--- Information supplied ---

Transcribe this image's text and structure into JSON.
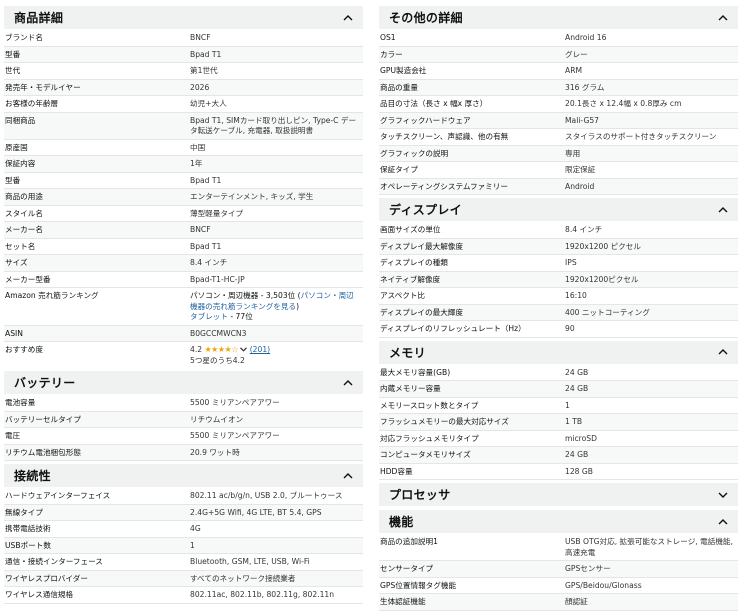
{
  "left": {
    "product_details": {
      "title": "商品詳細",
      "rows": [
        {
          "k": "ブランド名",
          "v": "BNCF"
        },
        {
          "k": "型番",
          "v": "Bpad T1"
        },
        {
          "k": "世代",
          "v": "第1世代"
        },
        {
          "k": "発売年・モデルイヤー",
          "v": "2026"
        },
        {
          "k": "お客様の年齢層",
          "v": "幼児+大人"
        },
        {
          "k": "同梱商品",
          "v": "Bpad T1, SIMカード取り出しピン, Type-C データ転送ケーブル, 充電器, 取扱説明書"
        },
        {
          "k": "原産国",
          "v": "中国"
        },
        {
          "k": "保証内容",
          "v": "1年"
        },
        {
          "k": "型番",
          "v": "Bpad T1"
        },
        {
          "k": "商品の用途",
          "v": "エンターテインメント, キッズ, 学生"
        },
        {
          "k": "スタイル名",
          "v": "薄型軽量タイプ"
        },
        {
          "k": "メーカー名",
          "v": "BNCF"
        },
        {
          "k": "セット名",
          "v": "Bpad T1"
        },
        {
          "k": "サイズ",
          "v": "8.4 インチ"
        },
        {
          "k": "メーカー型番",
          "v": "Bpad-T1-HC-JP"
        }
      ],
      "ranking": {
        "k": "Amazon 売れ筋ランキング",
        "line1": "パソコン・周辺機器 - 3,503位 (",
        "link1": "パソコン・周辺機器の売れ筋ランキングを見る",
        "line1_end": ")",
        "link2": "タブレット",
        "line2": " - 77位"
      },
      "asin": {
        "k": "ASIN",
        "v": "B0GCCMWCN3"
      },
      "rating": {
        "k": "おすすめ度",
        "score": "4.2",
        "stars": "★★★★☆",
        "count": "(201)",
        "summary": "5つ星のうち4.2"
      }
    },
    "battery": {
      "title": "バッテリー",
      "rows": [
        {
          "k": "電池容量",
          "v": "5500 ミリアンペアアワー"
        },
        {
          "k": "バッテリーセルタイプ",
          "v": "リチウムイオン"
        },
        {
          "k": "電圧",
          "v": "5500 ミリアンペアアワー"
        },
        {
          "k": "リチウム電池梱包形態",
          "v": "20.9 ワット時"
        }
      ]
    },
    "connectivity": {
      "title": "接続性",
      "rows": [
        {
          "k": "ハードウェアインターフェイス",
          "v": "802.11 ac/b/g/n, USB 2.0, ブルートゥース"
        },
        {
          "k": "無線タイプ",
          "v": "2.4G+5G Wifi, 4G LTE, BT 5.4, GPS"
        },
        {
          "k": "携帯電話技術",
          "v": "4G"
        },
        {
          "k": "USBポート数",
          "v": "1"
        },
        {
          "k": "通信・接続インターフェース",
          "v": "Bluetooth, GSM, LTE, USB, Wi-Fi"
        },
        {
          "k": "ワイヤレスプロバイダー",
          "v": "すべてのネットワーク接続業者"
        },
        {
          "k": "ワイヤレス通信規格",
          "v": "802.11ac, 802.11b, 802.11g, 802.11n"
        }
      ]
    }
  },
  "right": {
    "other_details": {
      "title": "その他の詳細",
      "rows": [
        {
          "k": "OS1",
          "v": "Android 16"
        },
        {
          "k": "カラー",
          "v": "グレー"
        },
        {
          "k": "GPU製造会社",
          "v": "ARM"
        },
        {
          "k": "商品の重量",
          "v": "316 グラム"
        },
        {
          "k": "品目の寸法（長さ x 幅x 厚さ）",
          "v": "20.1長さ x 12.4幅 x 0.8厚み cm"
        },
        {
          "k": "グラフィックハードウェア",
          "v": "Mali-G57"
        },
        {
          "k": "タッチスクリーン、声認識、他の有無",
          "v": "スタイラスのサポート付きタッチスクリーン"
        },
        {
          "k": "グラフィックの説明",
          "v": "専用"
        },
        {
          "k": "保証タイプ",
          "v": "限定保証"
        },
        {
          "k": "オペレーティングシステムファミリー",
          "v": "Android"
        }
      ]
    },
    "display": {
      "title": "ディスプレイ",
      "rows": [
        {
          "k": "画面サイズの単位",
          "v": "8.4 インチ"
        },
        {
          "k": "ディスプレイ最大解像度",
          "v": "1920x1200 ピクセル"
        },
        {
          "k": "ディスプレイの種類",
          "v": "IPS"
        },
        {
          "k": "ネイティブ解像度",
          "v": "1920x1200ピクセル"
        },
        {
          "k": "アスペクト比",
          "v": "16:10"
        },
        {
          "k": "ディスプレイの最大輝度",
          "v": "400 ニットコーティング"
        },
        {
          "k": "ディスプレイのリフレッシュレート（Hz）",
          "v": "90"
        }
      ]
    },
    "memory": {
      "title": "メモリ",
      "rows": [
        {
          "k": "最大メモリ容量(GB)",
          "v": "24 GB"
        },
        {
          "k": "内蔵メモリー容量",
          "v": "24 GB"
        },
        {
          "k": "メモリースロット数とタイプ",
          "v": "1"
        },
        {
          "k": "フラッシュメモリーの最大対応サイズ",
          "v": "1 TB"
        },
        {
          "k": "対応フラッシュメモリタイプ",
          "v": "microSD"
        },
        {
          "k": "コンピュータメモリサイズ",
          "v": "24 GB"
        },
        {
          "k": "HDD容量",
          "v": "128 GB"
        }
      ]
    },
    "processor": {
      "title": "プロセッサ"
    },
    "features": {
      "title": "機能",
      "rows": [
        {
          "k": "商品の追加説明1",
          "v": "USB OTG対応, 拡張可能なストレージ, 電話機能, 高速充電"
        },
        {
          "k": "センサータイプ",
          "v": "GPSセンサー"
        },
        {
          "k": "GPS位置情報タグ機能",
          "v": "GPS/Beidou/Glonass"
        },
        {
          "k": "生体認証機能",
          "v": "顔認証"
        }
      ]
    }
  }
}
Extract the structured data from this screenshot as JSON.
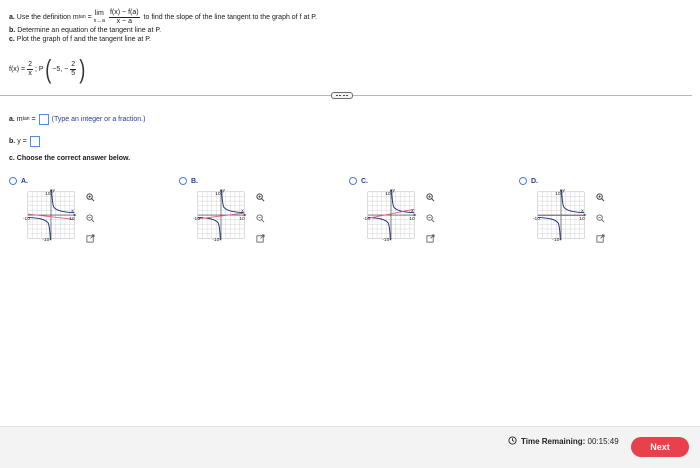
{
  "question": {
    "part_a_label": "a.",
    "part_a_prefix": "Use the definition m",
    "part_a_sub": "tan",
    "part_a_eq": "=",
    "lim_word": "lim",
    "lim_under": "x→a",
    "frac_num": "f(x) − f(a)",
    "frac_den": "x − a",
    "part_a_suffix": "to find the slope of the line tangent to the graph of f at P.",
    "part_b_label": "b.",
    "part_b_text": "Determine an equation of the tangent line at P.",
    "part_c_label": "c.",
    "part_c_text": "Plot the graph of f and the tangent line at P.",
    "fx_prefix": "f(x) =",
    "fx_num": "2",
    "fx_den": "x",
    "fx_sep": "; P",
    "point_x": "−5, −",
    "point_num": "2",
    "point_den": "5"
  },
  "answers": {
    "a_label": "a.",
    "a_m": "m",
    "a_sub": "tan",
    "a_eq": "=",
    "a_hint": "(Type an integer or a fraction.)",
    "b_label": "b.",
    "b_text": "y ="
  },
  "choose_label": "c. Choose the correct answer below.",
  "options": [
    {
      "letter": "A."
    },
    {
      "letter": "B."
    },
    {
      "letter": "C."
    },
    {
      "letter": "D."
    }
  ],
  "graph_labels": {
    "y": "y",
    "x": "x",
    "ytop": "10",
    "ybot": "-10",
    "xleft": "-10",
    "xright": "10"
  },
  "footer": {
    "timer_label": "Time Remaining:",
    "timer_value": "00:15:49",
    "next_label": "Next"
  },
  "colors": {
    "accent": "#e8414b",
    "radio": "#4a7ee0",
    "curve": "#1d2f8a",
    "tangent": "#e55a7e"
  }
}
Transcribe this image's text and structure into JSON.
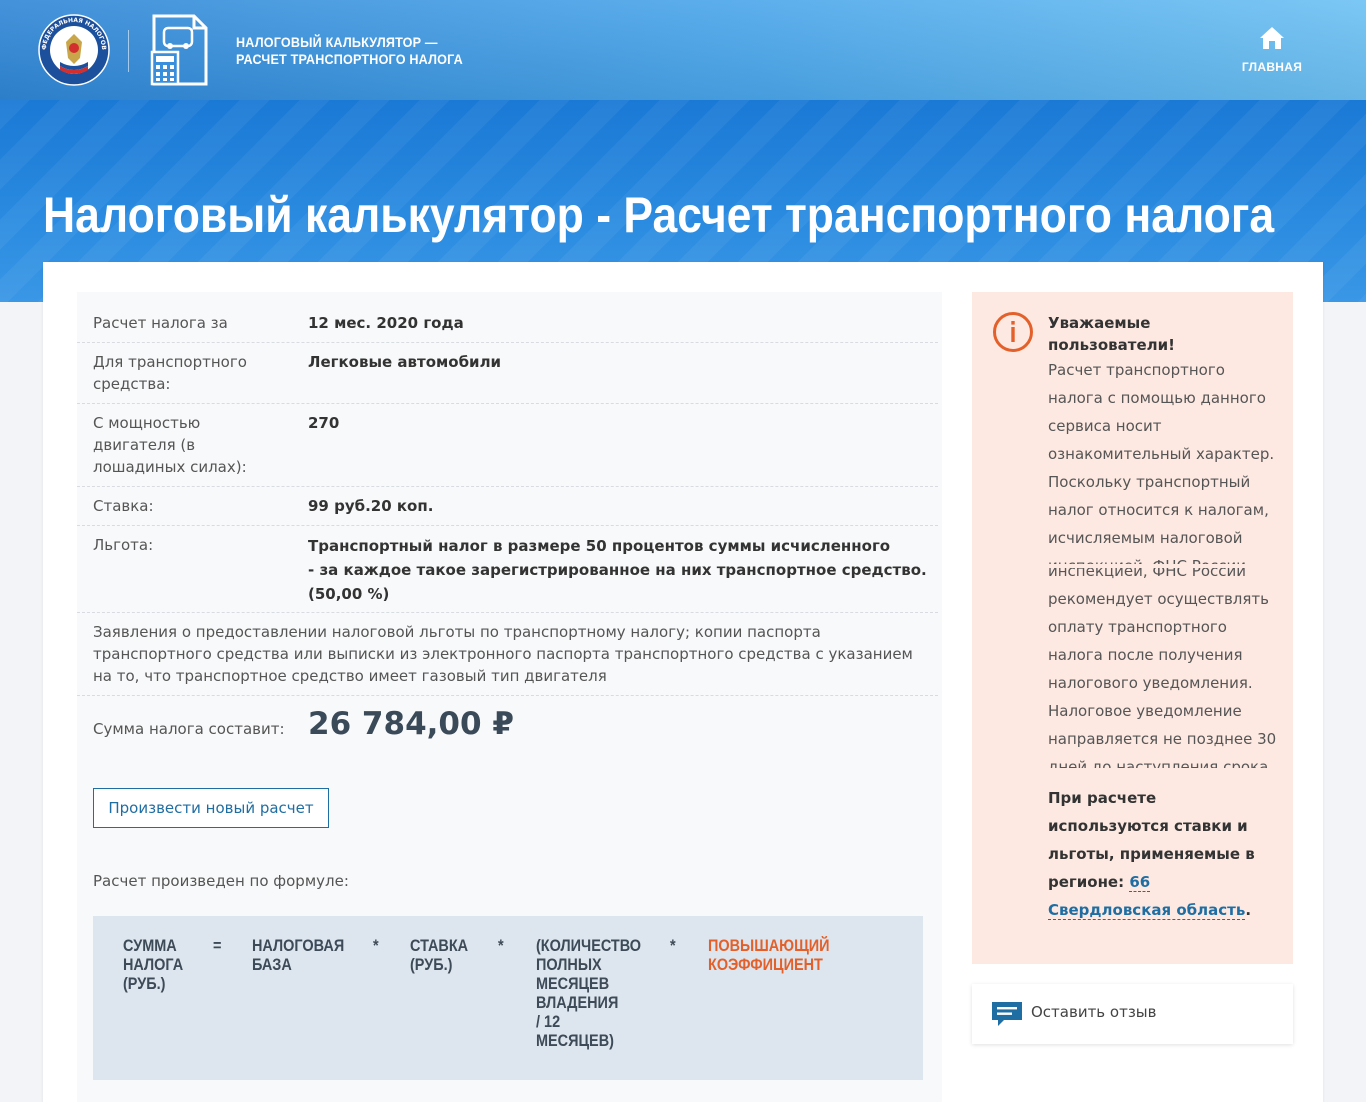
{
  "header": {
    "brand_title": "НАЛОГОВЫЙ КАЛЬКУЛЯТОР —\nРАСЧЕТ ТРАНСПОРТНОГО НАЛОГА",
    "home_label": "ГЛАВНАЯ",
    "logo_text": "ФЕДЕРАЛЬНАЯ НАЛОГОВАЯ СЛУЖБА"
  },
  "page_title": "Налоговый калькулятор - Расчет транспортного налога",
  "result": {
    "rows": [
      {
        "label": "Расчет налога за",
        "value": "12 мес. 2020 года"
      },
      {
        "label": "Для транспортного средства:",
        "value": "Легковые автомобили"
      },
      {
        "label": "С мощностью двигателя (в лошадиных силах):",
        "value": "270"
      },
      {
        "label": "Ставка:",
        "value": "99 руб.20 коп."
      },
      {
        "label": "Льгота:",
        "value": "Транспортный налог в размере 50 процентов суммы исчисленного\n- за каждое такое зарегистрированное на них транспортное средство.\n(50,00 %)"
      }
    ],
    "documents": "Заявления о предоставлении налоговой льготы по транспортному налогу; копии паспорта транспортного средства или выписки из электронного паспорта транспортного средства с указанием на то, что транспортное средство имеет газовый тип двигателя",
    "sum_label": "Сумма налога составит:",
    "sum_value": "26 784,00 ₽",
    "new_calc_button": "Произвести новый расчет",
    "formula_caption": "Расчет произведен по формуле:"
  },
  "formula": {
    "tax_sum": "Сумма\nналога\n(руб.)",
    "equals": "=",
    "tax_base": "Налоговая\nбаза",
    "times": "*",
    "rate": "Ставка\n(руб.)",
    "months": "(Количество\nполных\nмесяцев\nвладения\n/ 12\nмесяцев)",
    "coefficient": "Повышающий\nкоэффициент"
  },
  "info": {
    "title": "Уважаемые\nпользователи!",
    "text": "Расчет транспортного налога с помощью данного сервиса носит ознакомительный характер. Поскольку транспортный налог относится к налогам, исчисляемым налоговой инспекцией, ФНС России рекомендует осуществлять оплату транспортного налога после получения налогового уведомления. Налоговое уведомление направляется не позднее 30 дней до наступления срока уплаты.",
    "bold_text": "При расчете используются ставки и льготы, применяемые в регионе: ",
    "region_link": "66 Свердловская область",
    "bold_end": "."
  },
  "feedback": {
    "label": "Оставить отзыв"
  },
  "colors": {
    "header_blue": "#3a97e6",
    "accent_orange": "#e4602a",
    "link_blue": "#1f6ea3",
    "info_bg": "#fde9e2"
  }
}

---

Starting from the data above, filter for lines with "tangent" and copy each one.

• **Reply**
    "part_a_suffix": "to find the slope of the line tangent to the graph of f at P.",
    "part_b_text": "Determine an equation of the tangent line at P.",
    "part_c_text": "Plot the graph of f and the tangent line at P.",
    "tangent": "#e55a7e"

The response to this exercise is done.